What has it been like making the permanent move from Portland to L.A. now that the show is over?

As someone who’s definitely susceptible to seasonal depression, well, there are no seasons in L.A. When I am depressed, I feel like it’s an affront to the sunshine there. It’s easier to be depressed in the Pacific Northwest because you feel like rain is a validation of your sadness. It’s like: You deserve it. You should really wallow in this, we’ll do it as a city. In Los Angeles if you wake up melancholy, you feel like you’re just immediately contradicting everything that L.A. stands for. I guess I was worried a little bit about my methodology because I’m just so used to writing in this dreariness and grayness and thinking of it as part of the process to kind of fight my way through.

What are you inspired by right now — TV, movies, books?

I’m rereading a lot of bell hooks. She’s just always such a good guide for thinking about structures that we have in place and how to restructure them, dismantle them, critique them in a way that’s holistic, and she always puts well-being of oneself at the center of anything. I think Exit West and Sing, Unburied, Sing are my favorite books of 2017. They’re off the charts. TV-wise, I love The Crown. It’s such an immersive world.

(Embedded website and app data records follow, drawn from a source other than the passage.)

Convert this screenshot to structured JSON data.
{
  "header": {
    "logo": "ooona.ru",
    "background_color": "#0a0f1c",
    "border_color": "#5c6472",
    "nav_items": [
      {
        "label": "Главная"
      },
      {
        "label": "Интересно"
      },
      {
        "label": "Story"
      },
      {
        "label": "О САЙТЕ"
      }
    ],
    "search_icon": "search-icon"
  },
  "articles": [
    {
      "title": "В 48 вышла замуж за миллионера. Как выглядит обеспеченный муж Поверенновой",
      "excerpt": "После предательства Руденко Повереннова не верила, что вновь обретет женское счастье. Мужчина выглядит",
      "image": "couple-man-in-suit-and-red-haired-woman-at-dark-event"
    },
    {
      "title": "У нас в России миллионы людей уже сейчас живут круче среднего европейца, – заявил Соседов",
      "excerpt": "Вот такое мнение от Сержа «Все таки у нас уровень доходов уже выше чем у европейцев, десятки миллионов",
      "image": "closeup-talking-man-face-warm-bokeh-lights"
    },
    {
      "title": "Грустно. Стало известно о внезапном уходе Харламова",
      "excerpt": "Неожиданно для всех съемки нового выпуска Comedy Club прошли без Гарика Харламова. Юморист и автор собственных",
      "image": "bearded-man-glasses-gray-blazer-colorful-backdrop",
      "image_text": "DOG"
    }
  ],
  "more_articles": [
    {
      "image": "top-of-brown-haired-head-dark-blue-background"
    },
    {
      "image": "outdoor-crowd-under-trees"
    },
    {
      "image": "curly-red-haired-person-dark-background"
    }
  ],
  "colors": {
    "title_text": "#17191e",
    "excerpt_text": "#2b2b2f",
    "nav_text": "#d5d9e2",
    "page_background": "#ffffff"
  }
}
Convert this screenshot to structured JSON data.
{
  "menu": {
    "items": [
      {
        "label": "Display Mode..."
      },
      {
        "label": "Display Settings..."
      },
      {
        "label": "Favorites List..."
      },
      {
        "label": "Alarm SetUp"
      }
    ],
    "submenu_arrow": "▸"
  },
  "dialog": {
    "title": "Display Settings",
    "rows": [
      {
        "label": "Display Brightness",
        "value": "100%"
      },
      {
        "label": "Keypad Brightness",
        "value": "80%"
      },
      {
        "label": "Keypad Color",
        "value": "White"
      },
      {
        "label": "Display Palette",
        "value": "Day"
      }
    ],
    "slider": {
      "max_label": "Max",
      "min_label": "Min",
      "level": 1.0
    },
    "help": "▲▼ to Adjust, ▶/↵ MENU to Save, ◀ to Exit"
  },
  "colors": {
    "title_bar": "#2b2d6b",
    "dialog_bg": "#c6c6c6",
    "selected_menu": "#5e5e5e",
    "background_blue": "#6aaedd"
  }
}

Are you a fan of the royals?

No. It’s weird. I actually am someone who is very wary of that. My friends who are British are quick to say the monarchy is fucked, super elitist, and the wealth disparity is off the charts. But I’m very interested in the notions of pageantry and spectacle in terms of where we are today, because of course we’re going to end up with someone like Trump as president when we exalt spectacle on a daily basis. I mean, just spend ten minutes on Instagram and you’ll see it. So I think The Crown is consuming me because it’s such a dissection of pageantry and ritual. I also love Princess Margaret. She’s so amazing.

The movie that you’re working on has been billed as a rom-com — is that a fair characterization?

I would call it that. It’s funny because it’s kind of a subverting of the fairy-tale ideals of romance and marriage. It’s in that zone of combating a well-worn cynicism and trying to just avoid clichés about women who are independent. I actually love rom-coms. I’m not above a rom-com. I could watch Moonstruck ten times. Even Notting Hill I like. I just want to make it actually funny and surprising and complex, and not insult people’s intelligence.

Are there any rom-coms you’ve seen recently you felt were good subversions of the norm?

I feel like I can’t think of one recently because the genre has been kind of overtaken by “women behaving badly” films. I think Girls Trip is revelatory, but I kind of don’t like this idea that woman can only behave badly if they’re getting married or are already married. I think that’s the only time we get to see women being transgressive — as long as they put a ring on it at the end or that they’re escaping from their marriages to do something crazy. Can’t women just be bad and insufferable and annoying because they are?

Carrie Brownstein Is Redefining Ambition